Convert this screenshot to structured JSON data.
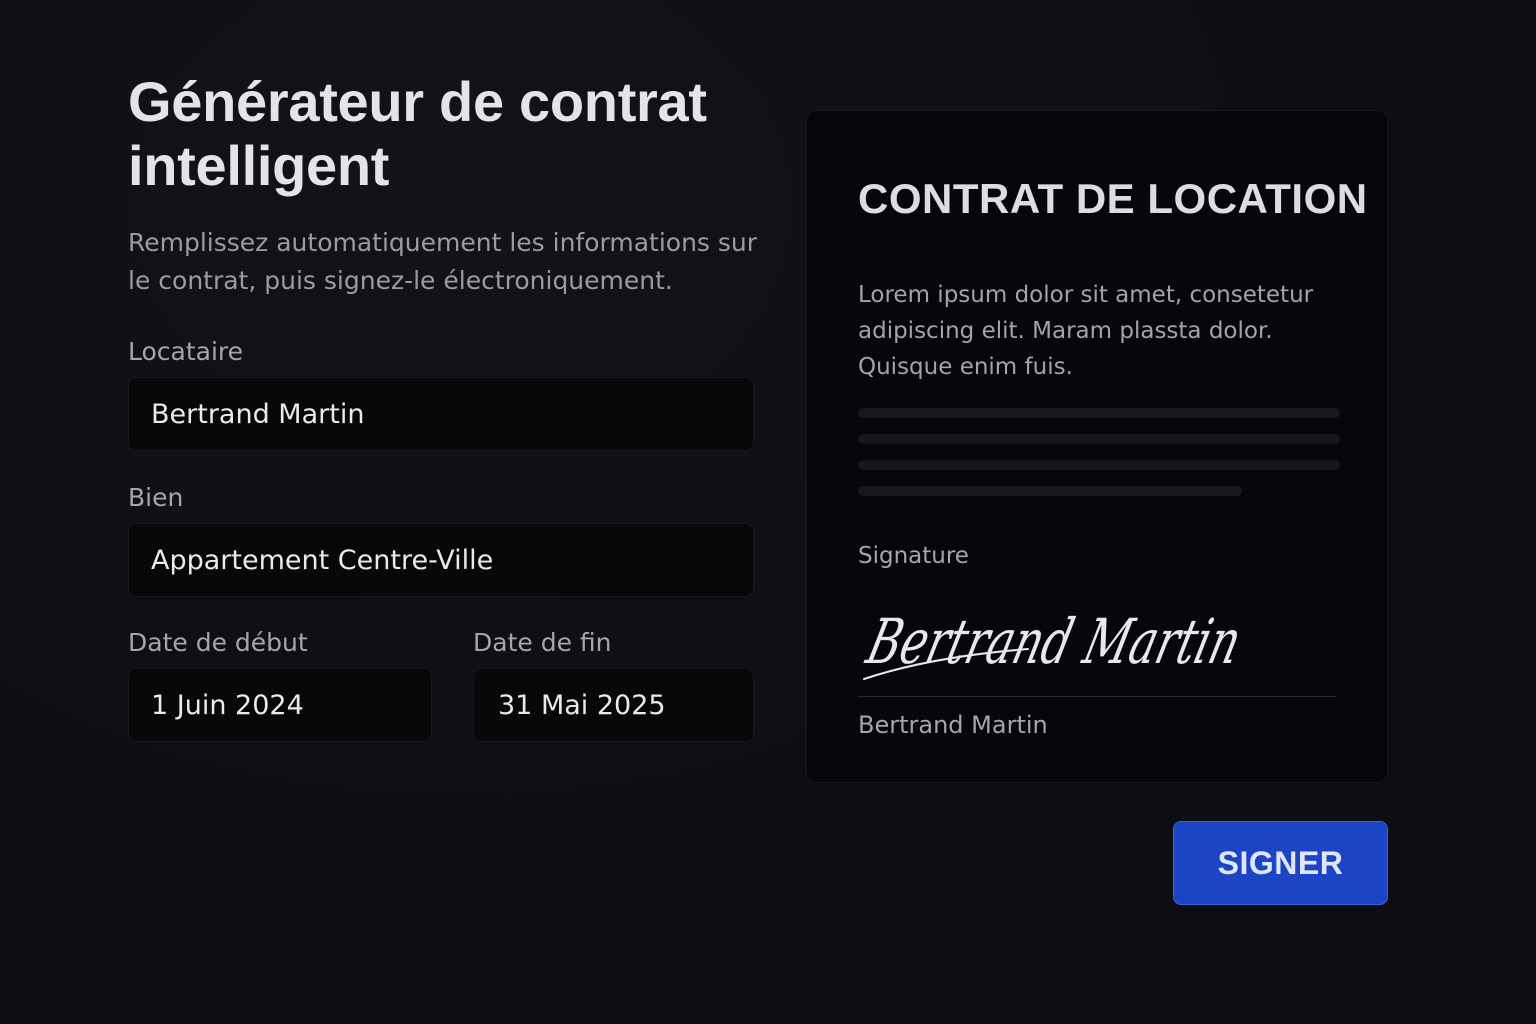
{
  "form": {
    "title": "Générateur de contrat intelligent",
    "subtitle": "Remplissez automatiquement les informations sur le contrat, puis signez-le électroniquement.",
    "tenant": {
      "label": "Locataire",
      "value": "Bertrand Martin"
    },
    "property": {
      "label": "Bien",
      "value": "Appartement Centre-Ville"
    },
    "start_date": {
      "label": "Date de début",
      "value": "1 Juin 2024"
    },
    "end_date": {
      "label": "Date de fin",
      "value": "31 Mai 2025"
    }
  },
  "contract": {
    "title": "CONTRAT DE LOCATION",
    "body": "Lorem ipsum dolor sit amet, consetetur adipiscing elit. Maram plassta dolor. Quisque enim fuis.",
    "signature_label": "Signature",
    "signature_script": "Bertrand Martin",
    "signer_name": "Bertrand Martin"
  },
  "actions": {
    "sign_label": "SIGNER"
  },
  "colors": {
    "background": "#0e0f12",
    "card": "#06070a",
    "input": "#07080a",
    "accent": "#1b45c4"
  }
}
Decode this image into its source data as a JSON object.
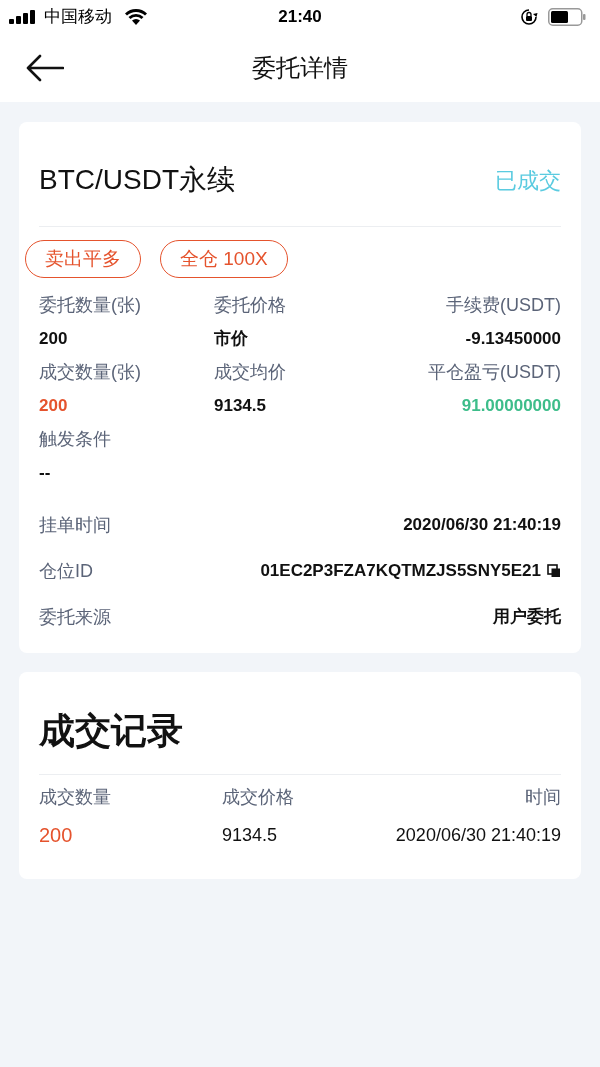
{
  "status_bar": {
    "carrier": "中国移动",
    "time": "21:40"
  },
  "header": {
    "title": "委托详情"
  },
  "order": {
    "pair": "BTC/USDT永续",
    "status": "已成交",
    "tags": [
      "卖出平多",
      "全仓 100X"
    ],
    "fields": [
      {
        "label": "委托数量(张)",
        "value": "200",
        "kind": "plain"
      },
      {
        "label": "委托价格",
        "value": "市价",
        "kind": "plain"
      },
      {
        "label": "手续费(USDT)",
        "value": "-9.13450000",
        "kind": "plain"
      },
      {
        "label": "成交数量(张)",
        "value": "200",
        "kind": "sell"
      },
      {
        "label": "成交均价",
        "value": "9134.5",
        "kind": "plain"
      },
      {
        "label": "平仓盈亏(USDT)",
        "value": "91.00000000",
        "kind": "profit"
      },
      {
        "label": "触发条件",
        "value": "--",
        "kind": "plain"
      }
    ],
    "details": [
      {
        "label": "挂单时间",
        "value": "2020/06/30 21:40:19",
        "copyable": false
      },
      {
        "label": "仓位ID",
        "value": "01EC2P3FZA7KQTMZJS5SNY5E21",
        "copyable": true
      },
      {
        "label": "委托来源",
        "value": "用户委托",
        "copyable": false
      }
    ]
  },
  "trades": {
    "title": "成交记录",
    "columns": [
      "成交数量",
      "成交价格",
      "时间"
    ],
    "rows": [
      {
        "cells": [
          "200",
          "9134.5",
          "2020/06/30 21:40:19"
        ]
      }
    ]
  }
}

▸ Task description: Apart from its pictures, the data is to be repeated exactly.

▸ Answer space:
Convert this screenshot to structured JSON data.
{
  "form": {
    "title": "Générateur de contrat intelligent",
    "subtitle": "Remplissez automatiquement les informations sur le contrat, puis signez-le électroniquement.",
    "tenant": {
      "label": "Locataire",
      "value": "Bertrand Martin"
    },
    "property": {
      "label": "Bien",
      "value": "Appartement Centre-Ville"
    },
    "start_date": {
      "label": "Date de début",
      "value": "1 Juin 2024"
    },
    "end_date": {
      "label": "Date de fin",
      "value": "31 Mai 2025"
    }
  },
  "contract": {
    "title": "CONTRAT DE LOCATION",
    "body": "Lorem ipsum dolor sit amet, consetetur adipiscing elit. Maram plassta dolor. Quisque enim fuis.",
    "signature_label": "Signature",
    "signature_script": "Bertrand Martin",
    "signer_name": "Bertrand Martin"
  },
  "actions": {
    "sign_label": "SIGNER"
  },
  "colors": {
    "background": "#0e0f12",
    "card": "#06070a",
    "input": "#07080a",
    "accent": "#1b45c4"
  }
}
Decode this image into its source data as a JSON object.
{
  "status_bar": {
    "carrier": "中国移动",
    "time": "21:40"
  },
  "header": {
    "title": "委托详情"
  },
  "order": {
    "pair": "BTC/USDT永续",
    "status": "已成交",
    "tags": [
      "卖出平多",
      "全仓 100X"
    ],
    "fields": [
      {
        "label": "委托数量(张)",
        "value": "200",
        "kind": "plain"
      },
      {
        "label": "委托价格",
        "value": "市价",
        "kind": "plain"
      },
      {
        "label": "手续费(USDT)",
        "value": "-9.13450000",
        "kind": "plain"
      },
      {
        "label": "成交数量(张)",
        "value": "200",
        "kind": "sell"
      },
      {
        "label": "成交均价",
        "value": "9134.5",
        "kind": "plain"
      },
      {
        "label": "平仓盈亏(USDT)",
        "value": "91.00000000",
        "kind": "profit"
      },
      {
        "label": "触发条件",
        "value": "--",
        "kind": "plain"
      }
    ],
    "details": [
      {
        "label": "挂单时间",
        "value": "2020/06/30 21:40:19",
        "copyable": false
      },
      {
        "label": "仓位ID",
        "value": "01EC2P3FZA7KQTMZJS5SNY5E21",
        "copyable": true
      },
      {
        "label": "委托来源",
        "value": "用户委托",
        "copyable": false
      }
    ]
  },
  "trades": {
    "title": "成交记录",
    "columns": [
      "成交数量",
      "成交价格",
      "时间"
    ],
    "rows": [
      {
        "cells": [
          "200",
          "9134.5",
          "2020/06/30 21:40:19"
        ]
      }
    ]
  }
}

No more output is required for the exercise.